Dear Julia Elizabeth:

Yesterday during church, the lector read the day’s scripture, and my heart skipped a beat, because the passage was from the fifth chapter of Romans. And it took me a minute to remember that this made sense, because three years ago, we were here in the same place in the calendar. Your mother and I were together in her hospital room, exhausted, and you were resting a couple hundred yards away, down a maze of linoleum-lined corridors and behind a bunch of doors marked “No Entry,” tucked away in your preemie isolette, our little four-pound miracle that couldn’t be stopped.

I was overwhelmed by the day. I had practiced over and over in my mind the theory that I would be a father, that one day you would arrive, and something would trigger within me, and that would be it: I would be declared a parent. Your timing woke us up early, rushed us to one hospital and then another before you dove, bent double, towards us, and then the doctors had to hurry to pluck you out before it was too late.

It wasn’t too late. It was too early–but you paid no attention to the fact that you were seven weeks sooner than we were planning for, and suddenly I was deemed a father, you were our daughter, and I was collapsed in a chair across from your mother’s bed, my phone in my hand, my head spinning as I looked for some truth for the day. And that day, the reading I pulled up was in the fifth chapter of Romans:

“We also glory in our sufferings, because we know that suffering produces perseverance; perseverance, character; and character, hope. And hope does not put us to shame.”

And here we are: today you turn three years old. 

You are a smart, agile, and often fearless kiddo whose sense of timing makes her truly funny for a toddler. You are charmingly polite. You can kick a soccer ball with gusto, and you can sing your ABCs and count to twenty. 

Want to know something, though? You are a gorgeous little girl. I never thought I would have a daughter as beautiful as you. I figured that between your mother and me, we could raise a kid who had some sense, a kid who might just be smart or gifted or artistic. Those are all things I imagined we could nurture to a certain extent. But you have a grandeur that surprised me, at least in the sense of genetics. I credit your mother’s strong chromosomes for keeping mine at bay.

Fathers aren’t supposed to only focus upon their daughters’ inherent beauty, though–and that’s why I make sure to mention your other graces. We are to enable you to feel as capable as anyone or anything; we are to ready you for a world that will demand from you all of your talents. 

And–already–my heart aches a bit at the prospect of letting go, little by little, of the tight grasp my heart keeps around yours. 

Already, at only three, I can see your emerging independence, your strong spirit, your eagerness to venture further and further into new, uncharted waters. You have shed so much of the vulnerability we assigned you three years ago in a neonatal intensive care unit. You have catapulted into being and taken up every square inch of space within your name. 
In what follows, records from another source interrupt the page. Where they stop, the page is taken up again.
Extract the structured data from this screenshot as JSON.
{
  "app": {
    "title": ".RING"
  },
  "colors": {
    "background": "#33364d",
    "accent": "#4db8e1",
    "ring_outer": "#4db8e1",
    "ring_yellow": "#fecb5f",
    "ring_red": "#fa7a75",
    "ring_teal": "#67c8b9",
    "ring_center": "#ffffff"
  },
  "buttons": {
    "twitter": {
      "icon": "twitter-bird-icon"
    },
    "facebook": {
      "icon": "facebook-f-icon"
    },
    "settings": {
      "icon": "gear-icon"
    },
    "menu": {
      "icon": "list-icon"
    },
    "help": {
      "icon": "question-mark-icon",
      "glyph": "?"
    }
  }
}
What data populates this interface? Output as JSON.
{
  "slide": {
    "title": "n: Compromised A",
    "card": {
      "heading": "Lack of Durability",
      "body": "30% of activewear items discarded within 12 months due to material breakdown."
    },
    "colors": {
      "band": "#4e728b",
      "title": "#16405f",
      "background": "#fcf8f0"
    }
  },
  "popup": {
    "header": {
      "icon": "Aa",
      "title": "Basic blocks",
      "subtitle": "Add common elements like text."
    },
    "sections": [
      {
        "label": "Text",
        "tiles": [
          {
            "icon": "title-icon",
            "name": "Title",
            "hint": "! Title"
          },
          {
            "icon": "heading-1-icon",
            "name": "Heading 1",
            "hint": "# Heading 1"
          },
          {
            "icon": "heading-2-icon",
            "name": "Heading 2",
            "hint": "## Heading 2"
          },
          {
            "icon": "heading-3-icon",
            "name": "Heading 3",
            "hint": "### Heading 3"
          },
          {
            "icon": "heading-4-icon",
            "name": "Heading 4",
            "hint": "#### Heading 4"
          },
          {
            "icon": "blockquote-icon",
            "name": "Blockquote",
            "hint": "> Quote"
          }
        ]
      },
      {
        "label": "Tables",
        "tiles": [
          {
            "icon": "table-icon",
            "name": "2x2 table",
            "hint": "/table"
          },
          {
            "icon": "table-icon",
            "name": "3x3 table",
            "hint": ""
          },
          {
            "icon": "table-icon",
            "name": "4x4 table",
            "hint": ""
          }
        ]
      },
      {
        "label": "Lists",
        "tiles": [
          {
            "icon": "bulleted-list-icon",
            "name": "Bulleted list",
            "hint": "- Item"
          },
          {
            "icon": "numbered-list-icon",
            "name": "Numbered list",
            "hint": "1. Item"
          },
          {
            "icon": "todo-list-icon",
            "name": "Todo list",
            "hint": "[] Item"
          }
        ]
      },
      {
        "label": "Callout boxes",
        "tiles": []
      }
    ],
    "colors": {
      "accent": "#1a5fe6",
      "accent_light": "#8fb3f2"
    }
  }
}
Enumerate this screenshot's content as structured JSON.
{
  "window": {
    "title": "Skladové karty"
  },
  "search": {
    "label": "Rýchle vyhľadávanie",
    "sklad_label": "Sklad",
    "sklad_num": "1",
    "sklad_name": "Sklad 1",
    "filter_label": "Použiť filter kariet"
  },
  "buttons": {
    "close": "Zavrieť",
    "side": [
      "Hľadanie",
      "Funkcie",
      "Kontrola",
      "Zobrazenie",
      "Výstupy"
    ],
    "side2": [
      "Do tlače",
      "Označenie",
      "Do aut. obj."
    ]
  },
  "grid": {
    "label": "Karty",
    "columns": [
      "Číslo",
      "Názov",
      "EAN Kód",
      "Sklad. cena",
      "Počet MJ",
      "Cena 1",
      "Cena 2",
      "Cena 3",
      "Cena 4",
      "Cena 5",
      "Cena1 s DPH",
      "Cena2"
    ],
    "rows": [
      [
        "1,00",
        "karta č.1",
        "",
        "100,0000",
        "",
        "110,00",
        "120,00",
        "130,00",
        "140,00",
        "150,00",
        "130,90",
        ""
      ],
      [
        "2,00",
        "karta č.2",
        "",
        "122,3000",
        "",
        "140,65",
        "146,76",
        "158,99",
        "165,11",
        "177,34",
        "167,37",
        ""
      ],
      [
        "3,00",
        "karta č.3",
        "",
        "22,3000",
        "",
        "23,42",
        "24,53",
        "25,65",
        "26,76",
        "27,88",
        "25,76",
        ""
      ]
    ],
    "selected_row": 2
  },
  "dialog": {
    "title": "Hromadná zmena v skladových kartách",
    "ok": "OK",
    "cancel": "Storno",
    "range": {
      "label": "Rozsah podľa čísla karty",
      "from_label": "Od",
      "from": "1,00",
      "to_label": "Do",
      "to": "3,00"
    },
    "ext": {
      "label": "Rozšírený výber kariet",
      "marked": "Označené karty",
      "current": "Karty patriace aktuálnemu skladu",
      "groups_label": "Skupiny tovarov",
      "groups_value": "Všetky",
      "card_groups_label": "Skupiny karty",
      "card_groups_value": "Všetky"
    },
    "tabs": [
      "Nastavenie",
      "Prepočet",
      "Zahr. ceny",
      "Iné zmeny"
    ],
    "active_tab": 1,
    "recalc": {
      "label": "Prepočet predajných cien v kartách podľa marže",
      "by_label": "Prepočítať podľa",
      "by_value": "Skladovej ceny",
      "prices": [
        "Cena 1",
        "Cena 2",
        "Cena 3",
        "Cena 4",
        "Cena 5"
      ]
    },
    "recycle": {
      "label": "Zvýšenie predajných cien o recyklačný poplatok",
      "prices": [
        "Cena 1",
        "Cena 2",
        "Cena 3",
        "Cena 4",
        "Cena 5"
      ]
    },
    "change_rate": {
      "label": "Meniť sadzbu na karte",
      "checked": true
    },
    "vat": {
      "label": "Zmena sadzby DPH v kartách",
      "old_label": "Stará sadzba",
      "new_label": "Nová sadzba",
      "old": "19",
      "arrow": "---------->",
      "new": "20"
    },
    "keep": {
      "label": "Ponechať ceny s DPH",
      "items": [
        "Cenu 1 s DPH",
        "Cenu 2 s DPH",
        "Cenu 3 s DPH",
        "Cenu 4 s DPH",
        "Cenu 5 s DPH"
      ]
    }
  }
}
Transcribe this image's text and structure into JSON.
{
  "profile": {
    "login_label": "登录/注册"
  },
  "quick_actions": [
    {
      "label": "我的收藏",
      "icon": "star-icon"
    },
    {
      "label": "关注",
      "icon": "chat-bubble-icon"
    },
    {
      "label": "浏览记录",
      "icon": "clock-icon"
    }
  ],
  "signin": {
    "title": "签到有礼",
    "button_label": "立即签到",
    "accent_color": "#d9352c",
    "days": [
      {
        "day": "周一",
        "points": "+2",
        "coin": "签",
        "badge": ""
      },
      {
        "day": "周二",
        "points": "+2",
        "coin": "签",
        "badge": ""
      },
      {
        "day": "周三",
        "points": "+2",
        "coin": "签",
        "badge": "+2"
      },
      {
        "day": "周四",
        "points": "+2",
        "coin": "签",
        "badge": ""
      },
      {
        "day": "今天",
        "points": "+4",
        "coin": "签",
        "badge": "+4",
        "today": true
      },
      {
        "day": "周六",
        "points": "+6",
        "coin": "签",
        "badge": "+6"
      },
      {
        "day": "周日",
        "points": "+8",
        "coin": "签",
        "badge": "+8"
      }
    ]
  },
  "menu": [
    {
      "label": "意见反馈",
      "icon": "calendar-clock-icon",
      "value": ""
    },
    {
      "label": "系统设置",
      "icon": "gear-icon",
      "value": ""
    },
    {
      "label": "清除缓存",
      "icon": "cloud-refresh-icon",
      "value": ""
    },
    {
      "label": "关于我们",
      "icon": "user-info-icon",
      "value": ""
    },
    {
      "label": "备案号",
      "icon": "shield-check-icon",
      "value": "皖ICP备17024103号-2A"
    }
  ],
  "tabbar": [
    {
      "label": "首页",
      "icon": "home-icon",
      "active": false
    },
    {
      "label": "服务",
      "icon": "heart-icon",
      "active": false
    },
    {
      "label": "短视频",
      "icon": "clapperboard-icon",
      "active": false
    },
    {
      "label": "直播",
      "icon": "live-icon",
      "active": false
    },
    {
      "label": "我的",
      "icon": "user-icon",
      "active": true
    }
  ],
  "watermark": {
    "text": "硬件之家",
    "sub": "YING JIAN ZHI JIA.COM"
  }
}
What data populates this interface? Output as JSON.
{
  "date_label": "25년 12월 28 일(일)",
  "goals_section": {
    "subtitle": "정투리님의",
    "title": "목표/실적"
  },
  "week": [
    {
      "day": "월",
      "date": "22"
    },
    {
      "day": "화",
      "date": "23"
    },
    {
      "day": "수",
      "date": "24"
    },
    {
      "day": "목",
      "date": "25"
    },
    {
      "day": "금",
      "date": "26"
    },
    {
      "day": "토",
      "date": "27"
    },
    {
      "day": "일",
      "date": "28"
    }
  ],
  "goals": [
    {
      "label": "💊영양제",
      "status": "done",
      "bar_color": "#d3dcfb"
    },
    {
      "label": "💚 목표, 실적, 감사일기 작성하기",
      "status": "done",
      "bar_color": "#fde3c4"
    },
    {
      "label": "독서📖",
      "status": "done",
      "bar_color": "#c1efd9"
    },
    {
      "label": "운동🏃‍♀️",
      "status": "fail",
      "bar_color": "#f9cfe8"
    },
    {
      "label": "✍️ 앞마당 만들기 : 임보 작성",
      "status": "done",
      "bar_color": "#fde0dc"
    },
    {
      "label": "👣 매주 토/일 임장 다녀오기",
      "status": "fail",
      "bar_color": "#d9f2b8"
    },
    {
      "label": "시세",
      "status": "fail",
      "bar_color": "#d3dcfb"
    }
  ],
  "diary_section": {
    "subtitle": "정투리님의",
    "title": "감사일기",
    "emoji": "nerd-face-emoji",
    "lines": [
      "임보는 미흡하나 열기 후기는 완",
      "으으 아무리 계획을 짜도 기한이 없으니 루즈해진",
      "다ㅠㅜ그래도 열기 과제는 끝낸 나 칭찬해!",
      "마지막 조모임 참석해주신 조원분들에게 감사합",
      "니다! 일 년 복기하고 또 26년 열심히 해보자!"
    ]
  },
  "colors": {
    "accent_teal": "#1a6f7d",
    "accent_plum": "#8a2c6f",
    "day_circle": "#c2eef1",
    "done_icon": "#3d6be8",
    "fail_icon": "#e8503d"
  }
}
For a moment at your birth we thought we had lost you already. Through the course of that day, we felt suffering and began to know perseverance. Through the weeks that followed, we came to know your character, and we began to fill ourselves with great hope. We prayed and prayed along the way.

And so far, Jules, you’ve never put us to shame. Happy birthday, my love.